"I was busy as a mom, and I enjoyed my children," Muriel said. But by the early 1970s, she was ready to perform again and appeared in various Los Angeles nightclubs where she sang jazz and ballads.
In 1978 Muriel came to Oregon to visit friends who had been neighbors in California. "It became green and lush as we approached Oregon from California," she said. "The greenery swept me away. I realized how brown California is. I went back and said to the kids, 'We're moving to Oregon,' and we moved to Garden Home."
As Muriel's 60th birthday approached, her daughter told her to ditch her old four-door car "for something foxy."

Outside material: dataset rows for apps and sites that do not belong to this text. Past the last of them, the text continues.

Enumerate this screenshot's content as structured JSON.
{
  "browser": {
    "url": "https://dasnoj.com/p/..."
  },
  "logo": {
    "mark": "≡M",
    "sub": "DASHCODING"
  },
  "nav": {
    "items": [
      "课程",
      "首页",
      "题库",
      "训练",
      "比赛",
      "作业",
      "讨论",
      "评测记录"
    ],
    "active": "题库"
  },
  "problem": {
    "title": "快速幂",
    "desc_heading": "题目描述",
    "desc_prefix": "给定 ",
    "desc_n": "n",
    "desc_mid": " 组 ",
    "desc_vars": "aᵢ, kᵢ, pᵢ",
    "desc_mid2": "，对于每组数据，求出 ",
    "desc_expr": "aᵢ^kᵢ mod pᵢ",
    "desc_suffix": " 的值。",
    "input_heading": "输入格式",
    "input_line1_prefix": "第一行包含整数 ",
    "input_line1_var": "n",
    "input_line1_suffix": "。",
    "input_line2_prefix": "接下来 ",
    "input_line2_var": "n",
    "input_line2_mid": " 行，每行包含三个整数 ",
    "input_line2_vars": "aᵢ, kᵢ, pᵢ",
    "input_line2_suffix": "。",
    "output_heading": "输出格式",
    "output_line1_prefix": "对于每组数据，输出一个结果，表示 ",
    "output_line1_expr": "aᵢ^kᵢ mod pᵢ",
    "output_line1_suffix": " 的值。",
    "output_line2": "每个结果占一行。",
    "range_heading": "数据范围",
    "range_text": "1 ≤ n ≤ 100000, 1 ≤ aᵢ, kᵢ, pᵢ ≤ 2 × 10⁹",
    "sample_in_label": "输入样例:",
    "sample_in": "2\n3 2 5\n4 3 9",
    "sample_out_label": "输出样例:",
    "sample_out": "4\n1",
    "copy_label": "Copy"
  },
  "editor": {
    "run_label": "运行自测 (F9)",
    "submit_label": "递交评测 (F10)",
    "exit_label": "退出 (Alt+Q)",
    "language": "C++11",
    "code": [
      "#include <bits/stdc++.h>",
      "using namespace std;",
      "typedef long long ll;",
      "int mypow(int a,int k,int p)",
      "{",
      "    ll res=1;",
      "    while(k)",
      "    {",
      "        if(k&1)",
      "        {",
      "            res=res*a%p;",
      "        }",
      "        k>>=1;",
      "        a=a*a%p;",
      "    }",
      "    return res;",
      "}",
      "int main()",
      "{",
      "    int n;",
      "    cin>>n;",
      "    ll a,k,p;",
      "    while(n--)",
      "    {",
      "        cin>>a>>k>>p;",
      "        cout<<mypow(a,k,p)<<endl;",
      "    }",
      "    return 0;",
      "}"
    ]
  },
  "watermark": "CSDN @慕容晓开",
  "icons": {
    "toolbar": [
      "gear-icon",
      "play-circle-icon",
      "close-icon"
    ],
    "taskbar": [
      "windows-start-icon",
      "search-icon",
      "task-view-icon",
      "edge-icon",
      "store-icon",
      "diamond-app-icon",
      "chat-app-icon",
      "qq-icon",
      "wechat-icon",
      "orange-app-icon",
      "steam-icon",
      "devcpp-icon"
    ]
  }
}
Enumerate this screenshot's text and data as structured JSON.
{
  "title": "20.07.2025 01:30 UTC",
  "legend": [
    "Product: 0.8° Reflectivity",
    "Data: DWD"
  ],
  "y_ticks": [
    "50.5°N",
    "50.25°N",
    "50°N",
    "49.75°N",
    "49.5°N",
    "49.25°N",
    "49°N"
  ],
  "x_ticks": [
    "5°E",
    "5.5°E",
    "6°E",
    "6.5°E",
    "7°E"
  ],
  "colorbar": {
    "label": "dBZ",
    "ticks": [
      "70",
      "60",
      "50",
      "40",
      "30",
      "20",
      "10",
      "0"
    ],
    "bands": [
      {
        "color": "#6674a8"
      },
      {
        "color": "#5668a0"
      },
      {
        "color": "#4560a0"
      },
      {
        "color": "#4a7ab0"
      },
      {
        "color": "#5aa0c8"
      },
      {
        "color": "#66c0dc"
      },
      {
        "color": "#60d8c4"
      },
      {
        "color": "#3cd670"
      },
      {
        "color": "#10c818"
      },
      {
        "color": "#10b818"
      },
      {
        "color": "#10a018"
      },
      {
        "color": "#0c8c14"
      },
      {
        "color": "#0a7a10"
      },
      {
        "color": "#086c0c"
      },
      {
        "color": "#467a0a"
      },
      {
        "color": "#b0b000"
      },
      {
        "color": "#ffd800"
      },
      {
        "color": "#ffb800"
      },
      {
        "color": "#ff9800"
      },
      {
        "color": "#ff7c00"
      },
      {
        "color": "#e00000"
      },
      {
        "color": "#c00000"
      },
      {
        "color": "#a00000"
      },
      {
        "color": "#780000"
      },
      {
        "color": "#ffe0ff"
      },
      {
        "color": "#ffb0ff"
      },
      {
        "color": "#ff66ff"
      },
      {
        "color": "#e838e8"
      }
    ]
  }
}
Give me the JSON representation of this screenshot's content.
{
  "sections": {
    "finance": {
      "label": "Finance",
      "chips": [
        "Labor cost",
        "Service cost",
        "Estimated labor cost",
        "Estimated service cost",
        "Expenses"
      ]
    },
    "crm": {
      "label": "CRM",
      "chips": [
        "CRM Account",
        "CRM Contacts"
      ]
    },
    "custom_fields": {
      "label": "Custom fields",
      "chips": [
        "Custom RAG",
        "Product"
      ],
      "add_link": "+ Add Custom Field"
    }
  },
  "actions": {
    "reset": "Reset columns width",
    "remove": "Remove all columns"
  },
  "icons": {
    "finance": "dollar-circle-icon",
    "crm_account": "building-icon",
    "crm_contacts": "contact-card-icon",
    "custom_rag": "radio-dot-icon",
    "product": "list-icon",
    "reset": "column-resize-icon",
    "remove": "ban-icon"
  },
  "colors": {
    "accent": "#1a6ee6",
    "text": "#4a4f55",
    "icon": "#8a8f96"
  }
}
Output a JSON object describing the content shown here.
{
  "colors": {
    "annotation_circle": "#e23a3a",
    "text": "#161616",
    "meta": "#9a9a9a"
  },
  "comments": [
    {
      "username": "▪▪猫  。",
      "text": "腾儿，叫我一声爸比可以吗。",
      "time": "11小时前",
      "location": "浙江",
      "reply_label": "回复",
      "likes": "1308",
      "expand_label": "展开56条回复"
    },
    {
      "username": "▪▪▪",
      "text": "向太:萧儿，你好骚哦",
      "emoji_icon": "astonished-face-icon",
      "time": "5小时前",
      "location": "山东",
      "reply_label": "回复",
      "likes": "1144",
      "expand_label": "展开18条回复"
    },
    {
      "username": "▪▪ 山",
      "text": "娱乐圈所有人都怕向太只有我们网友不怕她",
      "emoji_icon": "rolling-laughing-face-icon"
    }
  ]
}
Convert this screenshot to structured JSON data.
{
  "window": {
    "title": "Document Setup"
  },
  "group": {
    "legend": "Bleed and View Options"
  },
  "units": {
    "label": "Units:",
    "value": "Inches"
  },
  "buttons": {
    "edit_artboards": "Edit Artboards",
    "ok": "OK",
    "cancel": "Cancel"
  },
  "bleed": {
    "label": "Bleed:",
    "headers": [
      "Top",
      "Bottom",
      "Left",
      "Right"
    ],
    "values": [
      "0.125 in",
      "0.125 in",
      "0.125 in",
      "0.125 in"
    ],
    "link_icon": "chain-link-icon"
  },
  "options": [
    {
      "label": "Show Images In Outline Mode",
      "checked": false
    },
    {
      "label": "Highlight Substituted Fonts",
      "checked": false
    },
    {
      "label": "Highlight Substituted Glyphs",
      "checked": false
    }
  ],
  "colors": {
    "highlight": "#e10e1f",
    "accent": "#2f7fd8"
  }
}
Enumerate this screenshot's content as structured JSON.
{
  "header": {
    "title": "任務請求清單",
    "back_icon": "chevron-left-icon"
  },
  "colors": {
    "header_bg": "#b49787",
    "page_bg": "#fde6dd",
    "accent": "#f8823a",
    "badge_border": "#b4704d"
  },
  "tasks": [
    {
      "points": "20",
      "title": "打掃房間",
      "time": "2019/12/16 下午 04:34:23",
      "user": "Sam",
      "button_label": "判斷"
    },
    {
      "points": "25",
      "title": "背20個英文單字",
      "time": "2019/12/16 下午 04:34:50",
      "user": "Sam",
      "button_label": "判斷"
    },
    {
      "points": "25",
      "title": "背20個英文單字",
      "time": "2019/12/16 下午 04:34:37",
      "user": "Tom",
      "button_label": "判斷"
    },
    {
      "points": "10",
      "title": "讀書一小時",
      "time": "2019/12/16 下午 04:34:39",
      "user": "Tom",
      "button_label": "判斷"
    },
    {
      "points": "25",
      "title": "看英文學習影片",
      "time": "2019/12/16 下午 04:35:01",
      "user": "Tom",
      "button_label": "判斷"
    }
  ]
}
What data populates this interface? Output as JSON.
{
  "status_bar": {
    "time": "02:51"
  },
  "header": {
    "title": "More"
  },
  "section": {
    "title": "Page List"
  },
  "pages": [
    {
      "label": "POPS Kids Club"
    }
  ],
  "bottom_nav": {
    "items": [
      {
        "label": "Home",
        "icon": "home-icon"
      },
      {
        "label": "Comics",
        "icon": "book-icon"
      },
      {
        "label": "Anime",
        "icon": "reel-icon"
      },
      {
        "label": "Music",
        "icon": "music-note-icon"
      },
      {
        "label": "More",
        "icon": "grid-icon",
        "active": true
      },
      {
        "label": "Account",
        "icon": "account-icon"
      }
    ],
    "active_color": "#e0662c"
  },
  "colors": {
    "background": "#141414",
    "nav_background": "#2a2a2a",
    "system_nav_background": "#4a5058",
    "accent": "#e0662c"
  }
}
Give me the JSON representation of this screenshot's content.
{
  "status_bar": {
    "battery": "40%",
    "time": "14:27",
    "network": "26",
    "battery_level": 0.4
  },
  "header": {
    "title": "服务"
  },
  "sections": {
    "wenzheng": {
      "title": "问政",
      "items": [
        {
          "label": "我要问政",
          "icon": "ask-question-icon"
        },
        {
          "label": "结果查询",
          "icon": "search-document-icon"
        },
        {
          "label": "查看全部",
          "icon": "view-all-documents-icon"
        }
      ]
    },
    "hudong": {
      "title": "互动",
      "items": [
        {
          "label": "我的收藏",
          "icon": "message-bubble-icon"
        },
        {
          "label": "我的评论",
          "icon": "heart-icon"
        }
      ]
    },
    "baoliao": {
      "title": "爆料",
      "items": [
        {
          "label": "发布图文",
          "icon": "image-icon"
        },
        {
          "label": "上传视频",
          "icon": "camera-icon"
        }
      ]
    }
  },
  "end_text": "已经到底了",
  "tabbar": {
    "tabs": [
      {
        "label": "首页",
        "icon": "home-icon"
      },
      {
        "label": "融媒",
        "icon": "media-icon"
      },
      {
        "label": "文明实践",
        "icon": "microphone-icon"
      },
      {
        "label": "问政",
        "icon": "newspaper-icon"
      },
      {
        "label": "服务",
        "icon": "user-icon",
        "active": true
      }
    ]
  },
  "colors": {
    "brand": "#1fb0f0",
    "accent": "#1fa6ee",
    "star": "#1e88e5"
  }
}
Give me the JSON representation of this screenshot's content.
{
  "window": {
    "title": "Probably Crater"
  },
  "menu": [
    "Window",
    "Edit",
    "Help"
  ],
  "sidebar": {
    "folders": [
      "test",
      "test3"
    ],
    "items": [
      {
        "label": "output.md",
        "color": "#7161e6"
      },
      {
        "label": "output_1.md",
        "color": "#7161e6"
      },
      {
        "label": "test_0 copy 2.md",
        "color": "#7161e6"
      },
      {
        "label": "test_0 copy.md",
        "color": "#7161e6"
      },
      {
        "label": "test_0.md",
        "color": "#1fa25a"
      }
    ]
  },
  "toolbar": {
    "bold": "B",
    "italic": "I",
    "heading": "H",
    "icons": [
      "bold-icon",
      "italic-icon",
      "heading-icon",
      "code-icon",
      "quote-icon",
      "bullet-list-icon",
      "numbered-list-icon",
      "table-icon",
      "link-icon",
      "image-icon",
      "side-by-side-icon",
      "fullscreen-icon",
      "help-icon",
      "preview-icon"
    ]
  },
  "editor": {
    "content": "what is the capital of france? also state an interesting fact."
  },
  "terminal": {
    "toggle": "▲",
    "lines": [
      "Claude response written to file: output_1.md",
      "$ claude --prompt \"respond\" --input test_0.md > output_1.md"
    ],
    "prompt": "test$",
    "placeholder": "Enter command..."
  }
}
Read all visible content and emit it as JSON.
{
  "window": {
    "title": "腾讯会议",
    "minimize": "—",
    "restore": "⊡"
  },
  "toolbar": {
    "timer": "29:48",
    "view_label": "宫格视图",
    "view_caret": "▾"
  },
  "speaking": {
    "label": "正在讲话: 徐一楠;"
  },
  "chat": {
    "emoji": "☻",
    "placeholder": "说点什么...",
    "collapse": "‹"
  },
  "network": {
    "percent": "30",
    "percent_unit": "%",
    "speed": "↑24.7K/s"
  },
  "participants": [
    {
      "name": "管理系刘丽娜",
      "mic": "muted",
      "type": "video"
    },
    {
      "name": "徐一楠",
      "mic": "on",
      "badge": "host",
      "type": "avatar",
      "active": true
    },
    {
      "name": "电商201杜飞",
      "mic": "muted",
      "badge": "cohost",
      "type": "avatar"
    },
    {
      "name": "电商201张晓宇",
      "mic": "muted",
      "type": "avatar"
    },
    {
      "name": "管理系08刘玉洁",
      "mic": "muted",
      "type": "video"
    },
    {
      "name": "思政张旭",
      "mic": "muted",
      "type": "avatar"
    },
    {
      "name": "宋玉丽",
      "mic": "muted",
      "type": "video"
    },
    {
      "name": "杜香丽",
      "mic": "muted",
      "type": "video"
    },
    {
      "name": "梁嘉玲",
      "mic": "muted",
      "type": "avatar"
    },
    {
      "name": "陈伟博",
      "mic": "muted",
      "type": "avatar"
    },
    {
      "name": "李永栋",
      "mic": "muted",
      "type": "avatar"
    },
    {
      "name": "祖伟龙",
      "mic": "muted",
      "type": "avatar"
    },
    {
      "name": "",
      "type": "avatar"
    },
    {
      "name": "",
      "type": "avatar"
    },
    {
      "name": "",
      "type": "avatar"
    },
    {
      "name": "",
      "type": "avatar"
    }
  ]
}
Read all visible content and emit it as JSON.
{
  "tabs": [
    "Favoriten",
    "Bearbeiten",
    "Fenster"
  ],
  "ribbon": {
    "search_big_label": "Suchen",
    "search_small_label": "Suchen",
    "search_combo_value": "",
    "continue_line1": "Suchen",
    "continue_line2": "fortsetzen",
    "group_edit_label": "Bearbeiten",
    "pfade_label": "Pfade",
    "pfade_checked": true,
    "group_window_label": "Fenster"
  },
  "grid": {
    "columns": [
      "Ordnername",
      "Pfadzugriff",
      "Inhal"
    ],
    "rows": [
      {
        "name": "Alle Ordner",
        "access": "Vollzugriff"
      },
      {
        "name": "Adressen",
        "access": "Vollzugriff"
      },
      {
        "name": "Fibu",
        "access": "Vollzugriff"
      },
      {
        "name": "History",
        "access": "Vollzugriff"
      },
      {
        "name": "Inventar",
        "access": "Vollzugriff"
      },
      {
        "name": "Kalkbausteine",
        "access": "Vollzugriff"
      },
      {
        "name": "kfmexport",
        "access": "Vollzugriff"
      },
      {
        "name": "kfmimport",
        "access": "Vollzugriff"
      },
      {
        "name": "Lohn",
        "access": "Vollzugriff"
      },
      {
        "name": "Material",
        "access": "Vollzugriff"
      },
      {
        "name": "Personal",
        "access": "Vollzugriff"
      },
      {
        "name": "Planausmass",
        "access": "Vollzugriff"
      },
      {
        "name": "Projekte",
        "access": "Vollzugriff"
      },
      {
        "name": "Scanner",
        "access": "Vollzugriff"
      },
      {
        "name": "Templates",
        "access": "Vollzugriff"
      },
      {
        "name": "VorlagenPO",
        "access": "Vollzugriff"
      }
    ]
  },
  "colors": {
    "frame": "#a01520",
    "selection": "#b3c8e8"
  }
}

Muriel dutifully went to Olinger Lincoln-Mercury in Beaverton, and she got more than a new car: She married the sales manager, Bud Dresser.
"We've been married 16 years," Muriel said. "I wasn't looking to get married again. I was busy, I was singing and dancing, and I had a cute condo."
After they married, and he retired, the couple decided to move to Yamhill County and raise Westlund terriers, which had been Bud's dream.
"The little church in Wilhelmina needed a pianist, and I said that I didn't know any hymns," Muriel said. "But a nice Jewish girl became a church pianist. I was used to being paid for my performances, and I didn't make any money doing this, but it was the best thing I ever did.
"They had been looking for a pianist for a year, and I ended up leading the music worship team."
For 10 years, the Dressers enjoyed the country lifestyle until in May 2010, Muriel had a stroke.
"Bud decided we should be closer to our kids," said Muriel, noting that she and Bud each have three grandchildren. "We chose King City because it just fit. It was a good fit and near the children."
A few months ago, Muriel saw a notice in the King City Civic Association newsletter about the music club needing a pianist, and she didn't need to think twice about it.
"I clearly welcomed the opportunity to play music," she said and reports for "duty" every Monday from 1 to 4 p.m.
Muriel insists she is not a piano soloist, but on the other hand, she conceded that "it takes a certain ability to accompany a singer and enhance the performance."
She added, "I can't play the melody because that fights with the singer. I play phrases and chords that allow the soloist to shine. You can't just bang out the melody."
People who have not yet checked out the King City Music Club can drop by the Clubhouse any Monday between 1 and 4 p.m., when activities are going on.